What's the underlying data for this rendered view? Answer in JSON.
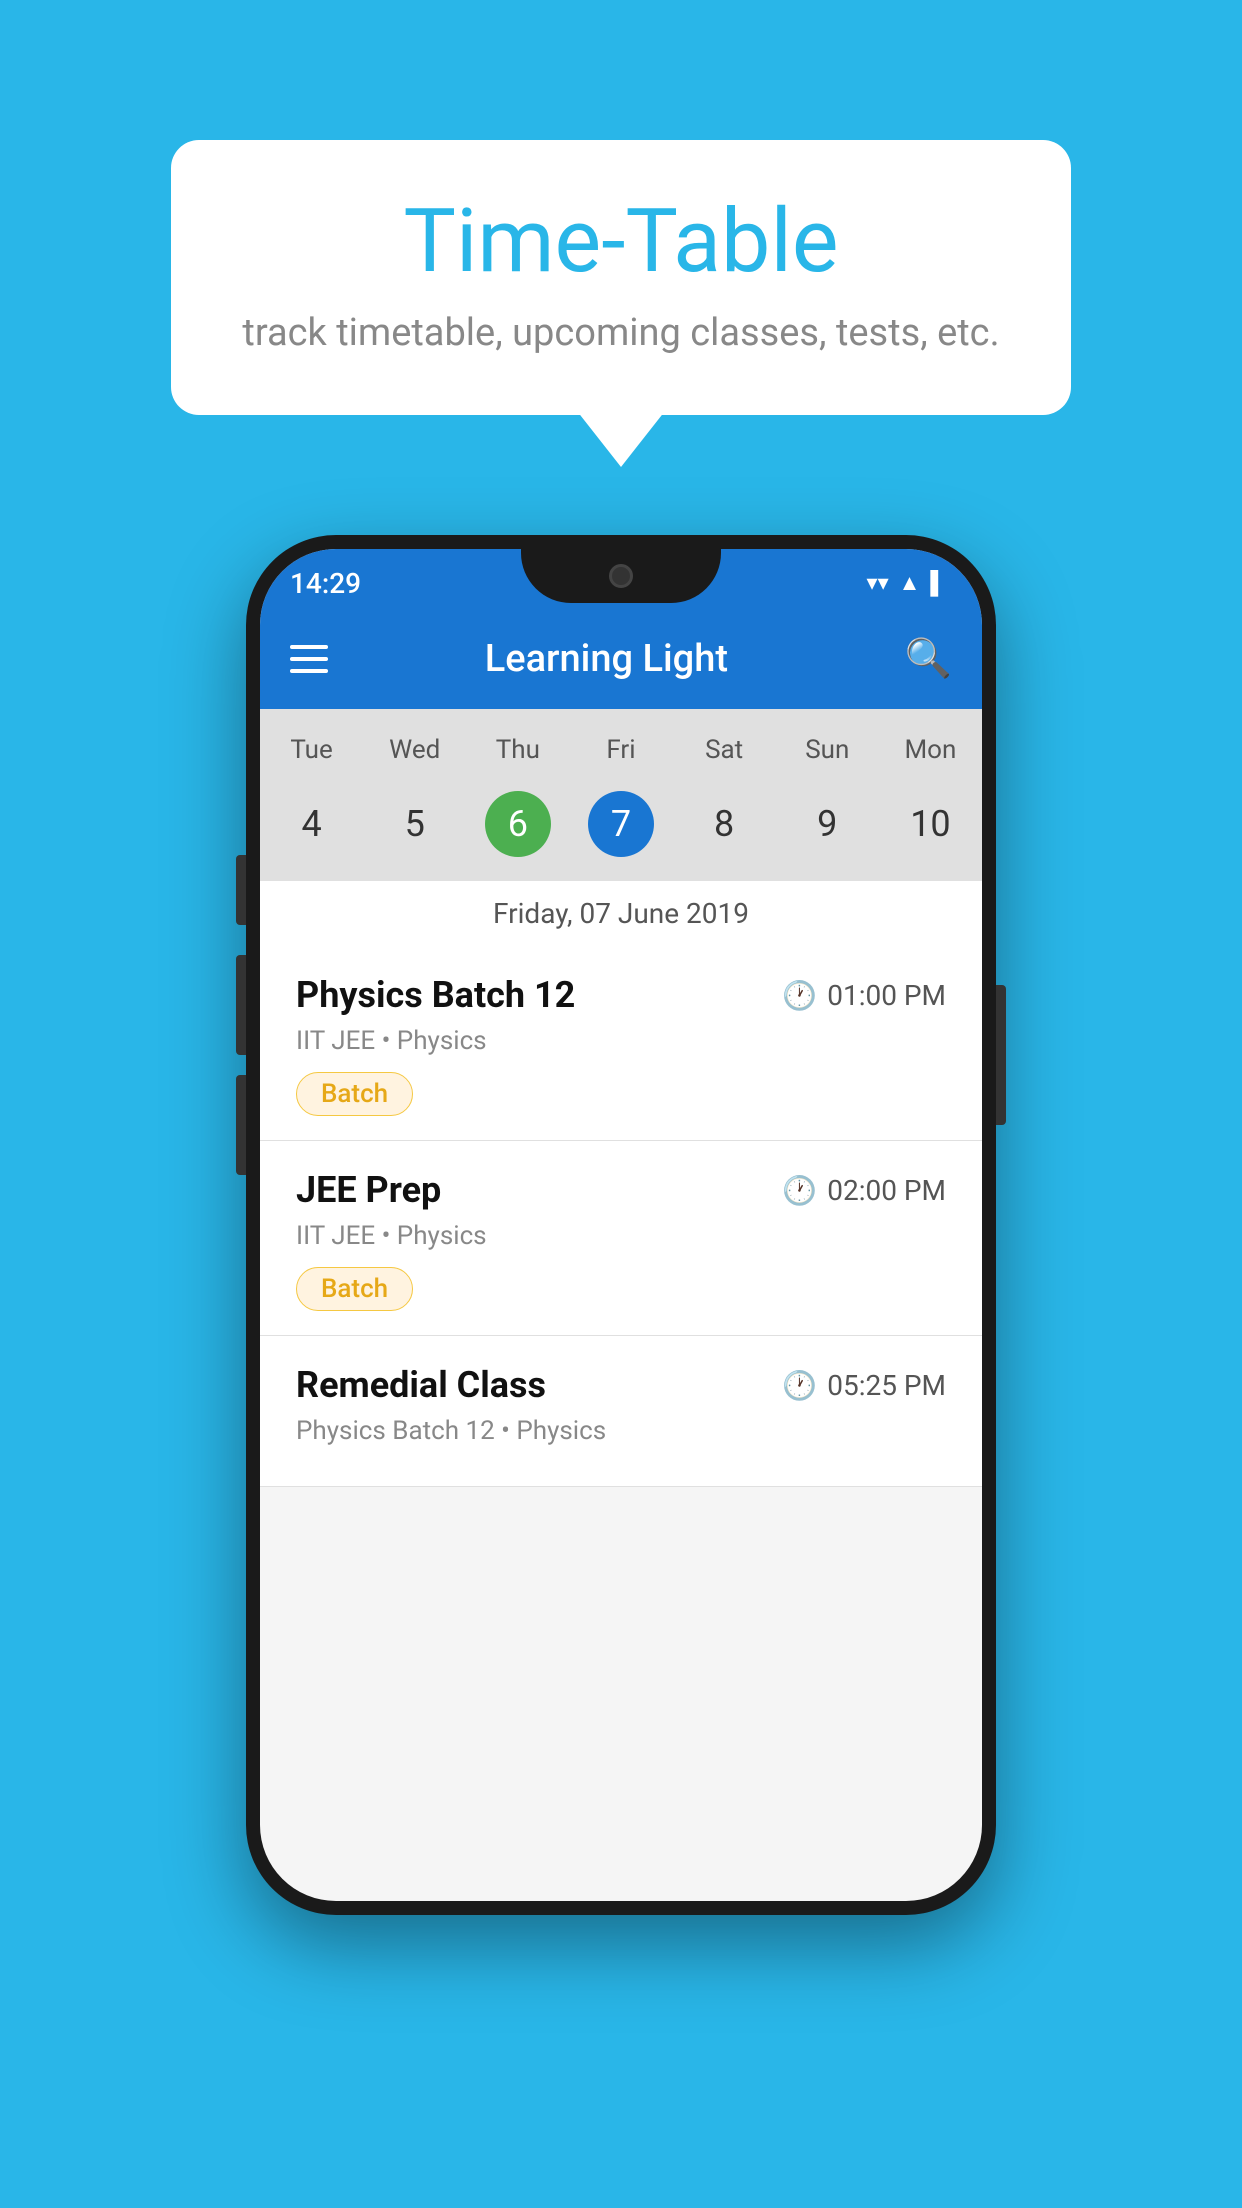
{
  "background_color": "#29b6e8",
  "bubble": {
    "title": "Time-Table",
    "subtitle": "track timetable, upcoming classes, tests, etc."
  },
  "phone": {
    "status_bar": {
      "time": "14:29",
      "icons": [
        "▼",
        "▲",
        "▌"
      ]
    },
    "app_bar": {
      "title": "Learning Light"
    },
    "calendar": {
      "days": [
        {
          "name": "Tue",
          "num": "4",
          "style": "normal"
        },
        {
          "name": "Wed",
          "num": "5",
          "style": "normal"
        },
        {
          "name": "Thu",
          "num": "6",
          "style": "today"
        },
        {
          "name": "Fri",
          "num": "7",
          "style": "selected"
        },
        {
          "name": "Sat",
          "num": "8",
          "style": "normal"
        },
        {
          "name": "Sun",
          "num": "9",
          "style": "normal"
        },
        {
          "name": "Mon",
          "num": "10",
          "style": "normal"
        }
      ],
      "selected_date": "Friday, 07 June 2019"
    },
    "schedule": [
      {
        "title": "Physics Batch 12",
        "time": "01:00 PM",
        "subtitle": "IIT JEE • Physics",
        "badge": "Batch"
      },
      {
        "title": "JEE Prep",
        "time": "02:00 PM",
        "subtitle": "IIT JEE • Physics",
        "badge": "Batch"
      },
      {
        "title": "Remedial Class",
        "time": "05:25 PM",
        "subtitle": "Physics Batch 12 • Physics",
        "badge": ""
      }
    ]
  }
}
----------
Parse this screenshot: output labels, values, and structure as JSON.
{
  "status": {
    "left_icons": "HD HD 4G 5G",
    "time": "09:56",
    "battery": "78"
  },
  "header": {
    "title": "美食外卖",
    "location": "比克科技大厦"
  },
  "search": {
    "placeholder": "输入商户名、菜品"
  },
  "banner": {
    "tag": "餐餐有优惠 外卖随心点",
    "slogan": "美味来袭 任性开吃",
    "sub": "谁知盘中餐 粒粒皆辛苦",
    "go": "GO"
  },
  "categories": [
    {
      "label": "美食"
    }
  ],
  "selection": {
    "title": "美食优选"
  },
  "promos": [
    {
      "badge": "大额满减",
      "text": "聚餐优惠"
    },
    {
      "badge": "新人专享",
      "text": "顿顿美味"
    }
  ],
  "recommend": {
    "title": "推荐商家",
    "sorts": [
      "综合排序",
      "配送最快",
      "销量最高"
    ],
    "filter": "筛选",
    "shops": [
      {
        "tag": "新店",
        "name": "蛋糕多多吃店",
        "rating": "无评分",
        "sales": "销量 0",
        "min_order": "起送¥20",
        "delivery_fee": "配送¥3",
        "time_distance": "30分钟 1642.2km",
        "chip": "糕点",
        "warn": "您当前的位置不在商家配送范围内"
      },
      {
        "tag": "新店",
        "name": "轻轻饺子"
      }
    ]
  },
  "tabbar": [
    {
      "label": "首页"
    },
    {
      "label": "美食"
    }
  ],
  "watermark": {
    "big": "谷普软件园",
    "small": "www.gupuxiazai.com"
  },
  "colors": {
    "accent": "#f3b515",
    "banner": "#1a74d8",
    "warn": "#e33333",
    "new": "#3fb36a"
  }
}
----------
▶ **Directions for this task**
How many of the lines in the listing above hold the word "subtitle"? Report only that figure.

▶ **Exercise answer**
4